=== Section Start ===

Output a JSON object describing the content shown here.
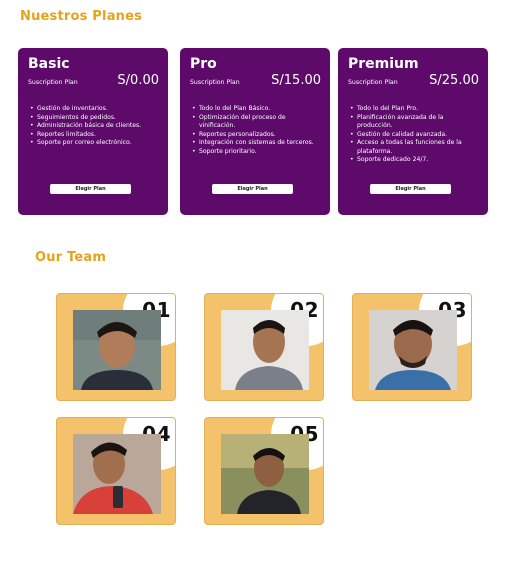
{
  "plans_section": {
    "title": "Nuestros Planes"
  },
  "plans": [
    {
      "name": "Basic",
      "subtitle": "Suscription Plan",
      "price": "S/0.00",
      "features": [
        "Gestión de inventarios.",
        "Seguimientos de pedidos.",
        "Administración básica de clientes.",
        "Reportes limitados.",
        "Soporte por correo electrónico."
      ],
      "button": "Elegir Plan"
    },
    {
      "name": "Pro",
      "subtitle": "Suscription Plan",
      "price": "S/15.00",
      "features": [
        "Todo lo del Plan Básico.",
        "Optimización del proceso de vinificación.",
        "Reportes personalizados.",
        "Integración con sistemas de terceros.",
        "Soporte prioritario."
      ],
      "button": "Elegir Plan"
    },
    {
      "name": "Premium",
      "subtitle": "Suscription Plan",
      "price": "S/25.00",
      "features": [
        "Todo lo del Plan Pro.",
        "Planificación avanzada de la producción.",
        "Gestión de calidad avanzada.",
        "Acceso a todas las funciones de la plataforma.",
        "Soporte dedicado 24/7."
      ],
      "button": "Elegir Plan"
    }
  ],
  "team_section": {
    "title": "Our Team"
  },
  "team": [
    {
      "number": "01"
    },
    {
      "number": "02"
    },
    {
      "number": "03"
    },
    {
      "number": "04"
    },
    {
      "number": "05"
    }
  ],
  "colors": {
    "accent": "#e8a21a",
    "plan_bg": "#5d0a6b",
    "card_bg": "#f4c26a"
  }
}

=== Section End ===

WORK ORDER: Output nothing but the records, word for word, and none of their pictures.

EXERCISE ANSWER:
Output a JSON object describing the content shown here.
{
  "plans_section": {
    "title": "Nuestros Planes"
  },
  "plans": [
    {
      "name": "Basic",
      "subtitle": "Suscription Plan",
      "price": "S/0.00",
      "features": [
        "Gestión de inventarios.",
        "Seguimientos de pedidos.",
        "Administración básica de clientes.",
        "Reportes limitados.",
        "Soporte por correo electrónico."
      ],
      "button": "Elegir Plan"
    },
    {
      "name": "Pro",
      "subtitle": "Suscription Plan",
      "price": "S/15.00",
      "features": [
        "Todo lo del Plan Básico.",
        "Optimización del proceso de vinificación.",
        "Reportes personalizados.",
        "Integración con sistemas de terceros.",
        "Soporte prioritario."
      ],
      "button": "Elegir Plan"
    },
    {
      "name": "Premium",
      "subtitle": "Suscription Plan",
      "price": "S/25.00",
      "features": [
        "Todo lo del Plan Pro.",
        "Planificación avanzada de la producción.",
        "Gestión de calidad avanzada.",
        "Acceso a todas las funciones de la plataforma.",
        "Soporte dedicado 24/7."
      ],
      "button": "Elegir Plan"
    }
  ],
  "team_section": {
    "title": "Our Team"
  },
  "team": [
    {
      "number": "01"
    },
    {
      "number": "02"
    },
    {
      "number": "03"
    },
    {
      "number": "04"
    },
    {
      "number": "05"
    }
  ],
  "colors": {
    "accent": "#e8a21a",
    "plan_bg": "#5d0a6b",
    "card_bg": "#f4c26a"
  }
}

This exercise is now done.